Thanks for your note. The best part of this whole experience is to be able to share our story of hope with other families (something we didn’t hear). I’m so glad you’re on your way toward health.
Thank you for sharing your own struggles. It’s amazing how many folks have had similar experiences, but you don’t hear about it until you start sharing your own story. When you’re in the middle of it, you feel so alone and you don’t really know what to do other than trust the people society has put in charge of caring for your child.
We also had to pull Rebecka out of school for a bit so she could stabilize. School was a huge stressor. I have a whole chapter about how we need to do education differently to optimize kids’ mental health. Our one-size-fits-all model doesn’t work one bit. All the best to you and your son as you continue your journey toward health.
Awesome comment. 🙂 I am with you 100%. It’s too bad that it took a crisis for me to realize what needs to be done, but now it’s crystal clear. Capitalism needs to be abolished, corporations need to be disbanded, and we need to take a big step back and take a look at how the heck we *really* want to live on this beautiful planet. I’m very excited about moving forward in my own neck of the woods and working toward creating a resilient, sustainable community. I’m done talking about problems—I’m ready to make positive changes. (And I will definitely read some Szasz.)
Thanks Norman. We feel so fortunate that we “got out” when we did. I hope this book will empower other parents and caregivers to start asking questions and advocate for their children’s health. It took me a while to see the social connection, but in hindsight it is glaringly obvious. The research for Her Lost Year has convinced me that social change is required to ease the suffering of our kids and teens. It won’t be easy, but I am hopeful that we can do it!
Alesandra, thanks for your compassionate response. I agree that grassroots is the way to go to enact change. I’m working with a small group of parents and educators in my little town to start making some changes to promote mental health in the schools and give teachers and kids tools to manage emotions, stress, etc. So far, there’s been zero resistance. Very exciting!
I’m working on introducing mindfulness is the schools in my area. I think this is a step in the right direction.
Alesandra, thank you for sharing your story, and for what you’re doing to help others.
“Polypharmacy, or the use of multiple medications, is a common occurrence and too often a combination of drugs can cause additional side effects that are then treated with more drugs. It’s a vicious and dangerous cycle.”

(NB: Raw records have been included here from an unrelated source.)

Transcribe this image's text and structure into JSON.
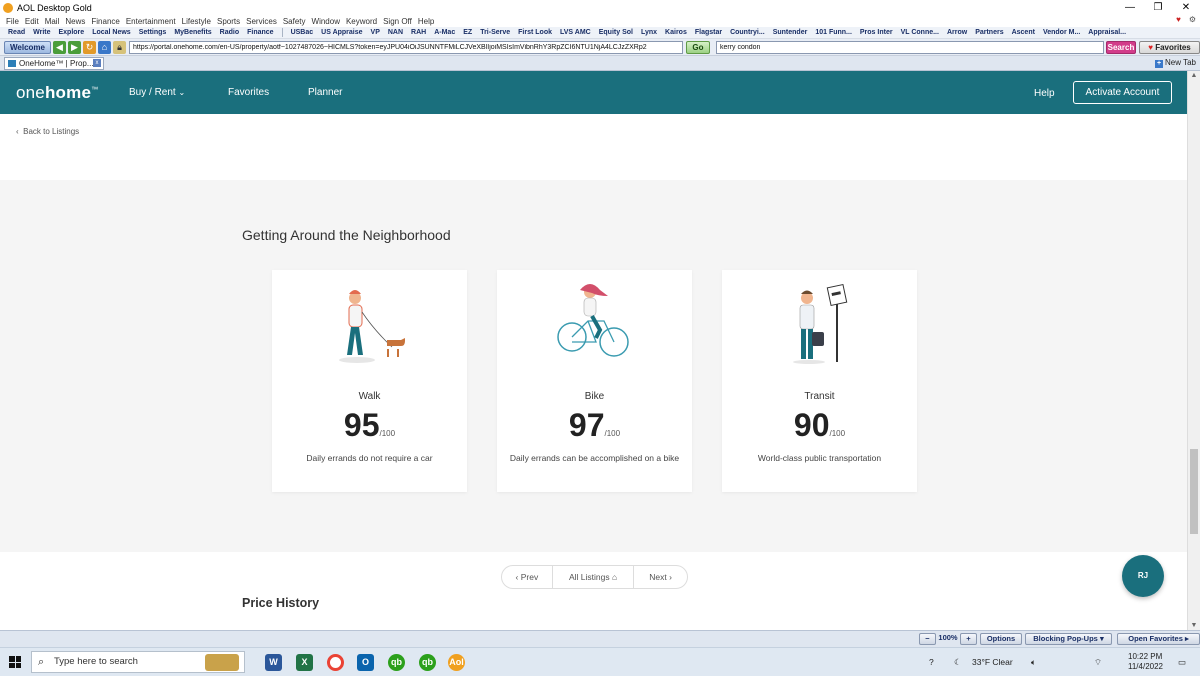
{
  "aol": {
    "window_title": "AOL Desktop Gold",
    "menu": [
      "File",
      "Edit",
      "Mail",
      "News",
      "Finance",
      "Entertainment",
      "Lifestyle",
      "Sports",
      "Services",
      "Safety",
      "Window",
      "Keyword",
      "Sign Off",
      "Help"
    ],
    "favorites_bar": [
      "Read",
      "Write",
      "Explore",
      "Local News",
      "Settings",
      "MyBenefits",
      "Radio",
      "Finance",
      "USBac",
      "US Appraise",
      "VP",
      "NAN",
      "RAH",
      "A-Mac",
      "EZ",
      "Tri-Serve",
      "First Look",
      "LVS AMC",
      "Equity Sol",
      "Lynx",
      "Kairos",
      "Flagstar",
      "Countryi...",
      "Suntender",
      "101 Funn...",
      "Pros Inter",
      "VL Conne...",
      "Arrow",
      "Partners",
      "Ascent",
      "Vendor M...",
      "Appraisal..."
    ],
    "welcome_label": "Welcome",
    "url": "https://portal.onehome.com/en-US/property/aotf~1027487026~HICMLS?token=eyJPU04iOiJSUNNTFMiLCJVeXBlIjoiMSIsImVibnRhY3RpZCI6NTU1NjA4LCJzZXRp2",
    "go_label": "Go",
    "search_value": "kerry condon",
    "search_label": "Search",
    "favorites_label": "Favorites",
    "tab_label": "OneHome™ | Prop...",
    "new_tab_label": "New Tab",
    "status": {
      "zoom": "100%",
      "zoom_plus": "+",
      "options": "Options",
      "blocking": "Blocking Pop-Ups",
      "open_favorites": "Open Favorites"
    }
  },
  "onehome": {
    "logo_pre": "one",
    "logo_bold": "home",
    "logo_tm": "™",
    "nav": {
      "buy_rent": "Buy / Rent",
      "favorites": "Favorites",
      "planner": "Planner",
      "help": "Help",
      "activate": "Activate Account"
    },
    "back_link": "Back to Listings",
    "section_title": "Getting Around the Neighborhood",
    "cards": [
      {
        "title": "Walk",
        "score": "95",
        "max": "/100",
        "desc": "Daily errands do not require a car"
      },
      {
        "title": "Bike",
        "score": "97",
        "max": "/100",
        "desc": "Daily errands can be accomplished on a bike"
      },
      {
        "title": "Transit",
        "score": "90",
        "max": "/100",
        "desc": "World-class public transportation"
      }
    ],
    "pager": {
      "prev": "Prev",
      "all": "All Listings",
      "next": "Next"
    },
    "price_history_title": "Price History",
    "badge": "RJ"
  },
  "taskbar": {
    "search_placeholder": "Type here to search",
    "weather": "33°F  Clear",
    "time": "10:22 PM",
    "date": "11/4/2022"
  },
  "colors": {
    "teal": "#1a6f7d",
    "section_bg": "#f5f5f5"
  }
}
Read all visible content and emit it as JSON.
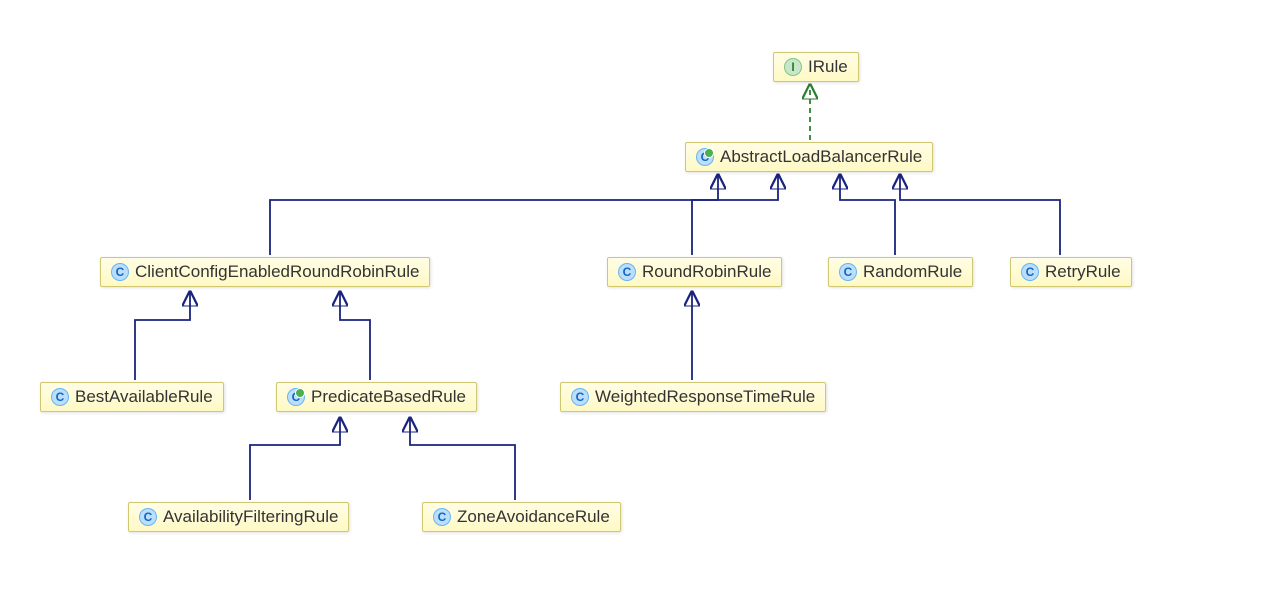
{
  "nodes": {
    "irule": {
      "label": "IRule",
      "kind": "interface"
    },
    "abstract": {
      "label": "AbstractLoadBalancerRule",
      "kind": "abstract-class"
    },
    "clientconfig": {
      "label": "ClientConfigEnabledRoundRobinRule",
      "kind": "class"
    },
    "roundrobin": {
      "label": "RoundRobinRule",
      "kind": "class"
    },
    "random": {
      "label": "RandomRule",
      "kind": "class"
    },
    "retry": {
      "label": "RetryRule",
      "kind": "class"
    },
    "bestavail": {
      "label": "BestAvailableRule",
      "kind": "class"
    },
    "predicate": {
      "label": "PredicateBasedRule",
      "kind": "abstract-class"
    },
    "weighted": {
      "label": "WeightedResponseTimeRule",
      "kind": "class"
    },
    "availfilter": {
      "label": "AvailabilityFilteringRule",
      "kind": "class"
    },
    "zoneavoid": {
      "label": "ZoneAvoidanceRule",
      "kind": "class"
    }
  },
  "edges": [
    {
      "from": "abstract",
      "to": "irule",
      "style": "implements"
    },
    {
      "from": "clientconfig",
      "to": "abstract",
      "style": "extends"
    },
    {
      "from": "roundrobin",
      "to": "abstract",
      "style": "extends"
    },
    {
      "from": "random",
      "to": "abstract",
      "style": "extends"
    },
    {
      "from": "retry",
      "to": "abstract",
      "style": "extends"
    },
    {
      "from": "bestavail",
      "to": "clientconfig",
      "style": "extends"
    },
    {
      "from": "predicate",
      "to": "clientconfig",
      "style": "extends"
    },
    {
      "from": "weighted",
      "to": "roundrobin",
      "style": "extends"
    },
    {
      "from": "availfilter",
      "to": "predicate",
      "style": "extends"
    },
    {
      "from": "zoneavoid",
      "to": "predicate",
      "style": "extends"
    }
  ],
  "colors": {
    "extends": "#1a237e",
    "implements": "#2e7d32",
    "node_fill": "#fff9c4",
    "node_border": "#d0c870"
  }
}
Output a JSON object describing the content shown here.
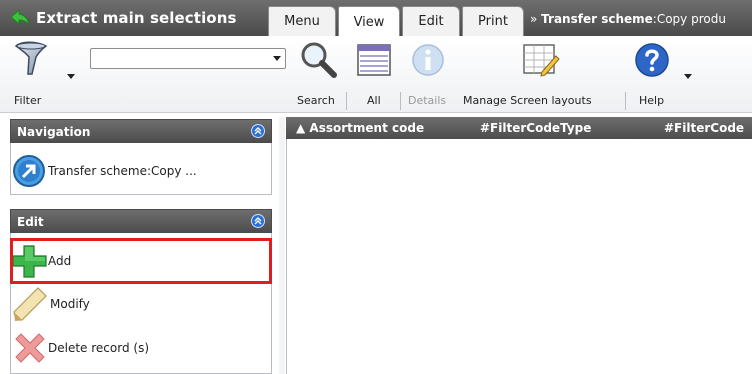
{
  "window": {
    "title": "Extract main selections",
    "tabs": [
      "Menu",
      "View",
      "Edit",
      "Print"
    ],
    "active_tab": "View",
    "breadcrumb_prefix": "»",
    "breadcrumb_bold": "Transfer scheme",
    "breadcrumb_rest": ":Copy produ"
  },
  "toolbar": {
    "filter_label": "Filter",
    "filter_value": "",
    "search_label": "Search",
    "all_label": "All",
    "details_label": "Details",
    "manage_layouts_label": "Manage Screen layouts",
    "help_label": "Help"
  },
  "navigation": {
    "header": "Navigation",
    "item_label": "Transfer scheme:Copy ..."
  },
  "edit": {
    "header": "Edit",
    "add_label": "Add",
    "modify_label": "Modify",
    "delete_label": "Delete record (s)"
  },
  "grid": {
    "sort_indicator": "▲",
    "columns": [
      "Assortment code",
      "#FilterCodeType",
      "#FilterCode"
    ]
  },
  "colors": {
    "highlight_border": "#e01e1e",
    "header_dark": "#555555",
    "accent_blue": "#2a6fd6"
  }
}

I agree this is one of the key problems. I almost lost my daughter to polypharmacy, and last year I lost my best friend to a bad combination of prescription drugs, including psychotropics (he was 34 years old). I think of him every time I hear a similar celebrity story. It makes me wonder how many non-celebrity deaths due to polypharmacy there are to every celebrity death.
As I have pondered what I could have done to prevent my friends death (I am a health coach, after all!), I have realized to your final point that people have to want to do the work to be well. They’ve got to find the time to move their bodies and eat real, nutritious food. (And manage their stress and have social connections, etc.)
I think our real hope as a society is to encourage kids to take care of their bodies and their minds and their spirits and hope that eventually, we will see a cultural shift away from medication and mental distress toward healthy lifestyles and mental health.